“Three Sticks” refers to the three Roman numerals that follow Founder and Principal Bill Price’s written name. He was known as “Billy Three Sticks” growing up surfing in Hawaii, where the young Price attended high school. As he describes his path from seawater to wine in a calm, steady voice, it’s hard to guess that this is the same man who spent much of the last 30 years in corporate board rooms. Rather, it seems only natural that Price would trade in a thriving business career for a life among the vines, and that the father of three would wax poetic on the importance of leaving the world a better place for generations to come—whether through sustainable vineyard and winery practices, or through his nonprofit work.

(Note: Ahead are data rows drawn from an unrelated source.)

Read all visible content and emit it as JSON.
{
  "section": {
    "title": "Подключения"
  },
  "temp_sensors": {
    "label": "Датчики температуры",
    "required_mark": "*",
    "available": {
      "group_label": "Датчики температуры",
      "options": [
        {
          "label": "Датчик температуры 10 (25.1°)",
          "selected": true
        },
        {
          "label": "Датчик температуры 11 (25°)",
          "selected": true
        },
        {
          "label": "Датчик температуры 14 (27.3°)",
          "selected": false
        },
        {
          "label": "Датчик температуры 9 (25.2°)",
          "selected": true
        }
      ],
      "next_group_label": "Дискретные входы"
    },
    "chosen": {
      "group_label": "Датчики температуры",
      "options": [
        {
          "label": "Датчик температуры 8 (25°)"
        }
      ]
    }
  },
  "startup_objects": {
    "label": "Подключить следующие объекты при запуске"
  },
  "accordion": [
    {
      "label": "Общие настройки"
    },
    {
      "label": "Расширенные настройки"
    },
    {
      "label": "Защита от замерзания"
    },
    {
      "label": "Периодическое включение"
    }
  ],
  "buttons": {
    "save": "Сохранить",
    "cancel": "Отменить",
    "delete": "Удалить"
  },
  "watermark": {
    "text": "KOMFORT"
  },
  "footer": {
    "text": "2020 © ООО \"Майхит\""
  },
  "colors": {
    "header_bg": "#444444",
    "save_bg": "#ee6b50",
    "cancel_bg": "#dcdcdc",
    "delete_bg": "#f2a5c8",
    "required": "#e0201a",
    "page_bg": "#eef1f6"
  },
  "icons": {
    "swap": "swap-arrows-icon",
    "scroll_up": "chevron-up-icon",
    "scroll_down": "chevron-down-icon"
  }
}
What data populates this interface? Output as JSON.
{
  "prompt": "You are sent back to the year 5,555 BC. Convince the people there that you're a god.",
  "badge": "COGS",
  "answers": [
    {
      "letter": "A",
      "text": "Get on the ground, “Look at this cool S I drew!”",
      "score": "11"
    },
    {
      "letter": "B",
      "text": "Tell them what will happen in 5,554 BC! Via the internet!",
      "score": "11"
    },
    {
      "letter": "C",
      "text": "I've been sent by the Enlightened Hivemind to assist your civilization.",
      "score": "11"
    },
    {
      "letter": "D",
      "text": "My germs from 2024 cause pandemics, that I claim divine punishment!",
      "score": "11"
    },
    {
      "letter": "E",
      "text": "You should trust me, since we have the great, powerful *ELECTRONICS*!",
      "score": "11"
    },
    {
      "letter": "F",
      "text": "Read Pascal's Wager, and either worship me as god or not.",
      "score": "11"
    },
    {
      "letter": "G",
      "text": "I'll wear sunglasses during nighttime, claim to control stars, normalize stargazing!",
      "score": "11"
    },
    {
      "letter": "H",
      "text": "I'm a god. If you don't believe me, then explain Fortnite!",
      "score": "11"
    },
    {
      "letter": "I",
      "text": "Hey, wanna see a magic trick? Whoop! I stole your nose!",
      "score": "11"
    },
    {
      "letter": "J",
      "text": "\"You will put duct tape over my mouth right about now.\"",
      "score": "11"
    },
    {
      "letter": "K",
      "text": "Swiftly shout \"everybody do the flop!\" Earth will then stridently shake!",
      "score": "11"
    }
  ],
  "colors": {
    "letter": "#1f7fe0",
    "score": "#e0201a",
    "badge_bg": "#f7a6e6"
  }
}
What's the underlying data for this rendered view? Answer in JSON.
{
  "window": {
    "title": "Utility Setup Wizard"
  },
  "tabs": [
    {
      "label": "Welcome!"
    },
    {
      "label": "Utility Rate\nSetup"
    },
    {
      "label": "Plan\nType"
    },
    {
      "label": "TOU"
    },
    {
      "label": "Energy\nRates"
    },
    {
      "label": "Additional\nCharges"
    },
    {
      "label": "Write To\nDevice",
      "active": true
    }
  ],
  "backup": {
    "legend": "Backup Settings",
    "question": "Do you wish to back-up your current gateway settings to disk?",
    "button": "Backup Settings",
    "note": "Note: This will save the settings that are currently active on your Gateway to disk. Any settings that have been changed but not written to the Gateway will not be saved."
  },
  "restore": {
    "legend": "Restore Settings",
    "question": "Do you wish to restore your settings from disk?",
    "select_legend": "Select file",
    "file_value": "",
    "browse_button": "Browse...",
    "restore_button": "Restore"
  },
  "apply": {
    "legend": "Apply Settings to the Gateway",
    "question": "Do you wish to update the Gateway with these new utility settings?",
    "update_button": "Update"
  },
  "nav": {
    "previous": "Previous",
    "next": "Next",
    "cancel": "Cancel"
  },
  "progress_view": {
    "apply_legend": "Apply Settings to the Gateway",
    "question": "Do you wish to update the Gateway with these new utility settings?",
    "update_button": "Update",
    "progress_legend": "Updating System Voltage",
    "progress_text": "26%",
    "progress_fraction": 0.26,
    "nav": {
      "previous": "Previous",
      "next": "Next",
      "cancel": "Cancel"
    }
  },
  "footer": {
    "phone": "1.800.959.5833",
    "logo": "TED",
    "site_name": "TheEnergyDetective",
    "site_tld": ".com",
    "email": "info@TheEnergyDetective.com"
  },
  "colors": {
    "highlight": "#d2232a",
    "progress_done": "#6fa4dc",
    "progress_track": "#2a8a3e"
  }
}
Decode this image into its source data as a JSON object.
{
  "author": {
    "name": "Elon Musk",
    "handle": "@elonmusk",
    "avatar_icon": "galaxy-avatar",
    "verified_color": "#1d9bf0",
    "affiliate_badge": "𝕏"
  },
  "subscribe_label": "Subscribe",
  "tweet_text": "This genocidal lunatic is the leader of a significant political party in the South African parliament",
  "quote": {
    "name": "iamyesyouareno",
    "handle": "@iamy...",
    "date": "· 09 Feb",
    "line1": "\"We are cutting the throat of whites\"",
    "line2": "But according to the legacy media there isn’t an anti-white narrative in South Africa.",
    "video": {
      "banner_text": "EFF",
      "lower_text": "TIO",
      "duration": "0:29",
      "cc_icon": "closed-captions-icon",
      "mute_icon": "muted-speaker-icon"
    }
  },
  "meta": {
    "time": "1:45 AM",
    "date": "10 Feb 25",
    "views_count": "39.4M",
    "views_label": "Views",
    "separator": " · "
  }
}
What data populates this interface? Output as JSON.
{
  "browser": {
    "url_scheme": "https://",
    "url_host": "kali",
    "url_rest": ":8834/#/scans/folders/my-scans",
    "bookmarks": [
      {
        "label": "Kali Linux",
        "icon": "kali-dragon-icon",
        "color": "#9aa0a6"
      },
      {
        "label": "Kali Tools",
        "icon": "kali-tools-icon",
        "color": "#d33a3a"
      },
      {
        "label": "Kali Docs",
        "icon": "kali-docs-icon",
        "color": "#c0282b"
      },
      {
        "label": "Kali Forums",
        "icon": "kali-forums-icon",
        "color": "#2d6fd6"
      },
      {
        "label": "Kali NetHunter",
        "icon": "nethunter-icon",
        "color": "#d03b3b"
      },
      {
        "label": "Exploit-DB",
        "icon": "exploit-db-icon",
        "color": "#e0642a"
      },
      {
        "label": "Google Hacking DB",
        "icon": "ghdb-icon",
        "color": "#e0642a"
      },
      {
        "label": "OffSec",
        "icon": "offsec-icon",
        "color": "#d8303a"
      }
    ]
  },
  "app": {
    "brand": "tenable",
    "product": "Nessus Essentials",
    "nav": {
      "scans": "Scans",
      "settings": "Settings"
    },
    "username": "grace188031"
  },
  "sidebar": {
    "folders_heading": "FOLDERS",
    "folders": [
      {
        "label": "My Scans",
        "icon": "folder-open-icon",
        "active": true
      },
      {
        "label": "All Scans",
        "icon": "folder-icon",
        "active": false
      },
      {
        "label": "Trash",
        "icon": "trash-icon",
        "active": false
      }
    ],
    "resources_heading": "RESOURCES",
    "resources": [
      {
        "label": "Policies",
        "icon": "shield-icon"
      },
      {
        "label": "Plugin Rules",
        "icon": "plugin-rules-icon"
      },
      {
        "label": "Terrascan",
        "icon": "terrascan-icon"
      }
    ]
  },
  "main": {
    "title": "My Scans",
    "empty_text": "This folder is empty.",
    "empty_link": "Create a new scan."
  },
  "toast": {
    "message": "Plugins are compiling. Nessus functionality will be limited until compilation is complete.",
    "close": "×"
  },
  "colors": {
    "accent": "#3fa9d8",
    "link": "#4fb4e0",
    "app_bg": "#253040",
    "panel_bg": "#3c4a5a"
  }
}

Born in Los Angeles, Price was introduced to wine at an early age by his father, who was born in France, and would give him thimble-sized tastes of wine mixed into a glass of water. Price remembers playing ball against the wall of the Louis M. Martini Winery in St. Helena, bored and impatient, while his father, who often brought his son along on sojourns to Napa and Sonoma wine country, tasted wine inside the winery.
Price attended high school in Hawaii before returning to California to study at Stanford University. He earned his law degree from the University of California Berkeley’s Boalt Hall School of Law, and following 10 years practicing law and also consulting at Bain & Company, he was hired to work for Jack Welch at GE Capital.
In 1992, Price co-founded Texas Pacific Group (TPG), a private equity firm, with two partners. TPG invested in companies as large and diverse as J. Crew, Burger King, Continental Airlines, and Petco. In 1995, TPG purchased Beringer. “That’s when I was really introduced to the wine business,” says Price.
The company continued to invest in wineries, including Chateau St. Jean., which sourced grapes for some of its wines from the Durell Vineyard in Sonoma. It was then that Price began to take a more active interest not just in the business of wine, but in vineyards as well. He purchased the Durell Vineyard in 1998, and launched Three Sticks Wines in 2002. In 2007, he sold his share of TPG back to his partners, and entered the wine business full-stop. He was soon approached by Steve Kistler to partner with him in his vineyards, and Price’s role as a farmer began to grow.
“I realized I’d made all the money I needed to make in my career, and I longed to return to something that brought me back in touch with the natural world on a more regular basis,” says Price.
Price is the proprietor of Price Family Vineyards & Estates—including ownership and management of Sonoma Coast vineyards including Durell, Gap's Crown, Walala, Alana, One Sky and William James Vineyard. He has ownership interests in Kistler Vineyards, Gary Farrell Winery, Three Sticks, Lutum and Head High.
Price’s business strategy is to work with winemakers who have their own individual style of winemaking and who maintain that vision with each vintage and with each piece of land. He believes that this commitment to a specific style lets one perfect their identity as a winemaker while also allowing them to stand out in the marketplace.
Price sees his family vineyards and winery investments as something he can share with his children someday. Already, his two eldest children, both now following his footsteps as Stanford grads, have wines named for them: “The James” from Three Sticks, and a “Natalie” Cuvee from Kistler. Soon, Price says, he’ll introduce a wine in honor of his youngest daughter, Alana.
Price is also an active philanthropist, and holds positions as Chairman of the Gladstone Foundation, which serves as the fundraising arm of the Gladstone Institutes, a leading organization in the research and development of solutions to widespread disease; and as Chair of Common Sense Media, which rates, advocates and educates families and schools on media and technology for kids.
Price resides in Marin County with his family, and strives to get in at least 30 days of surfing per year.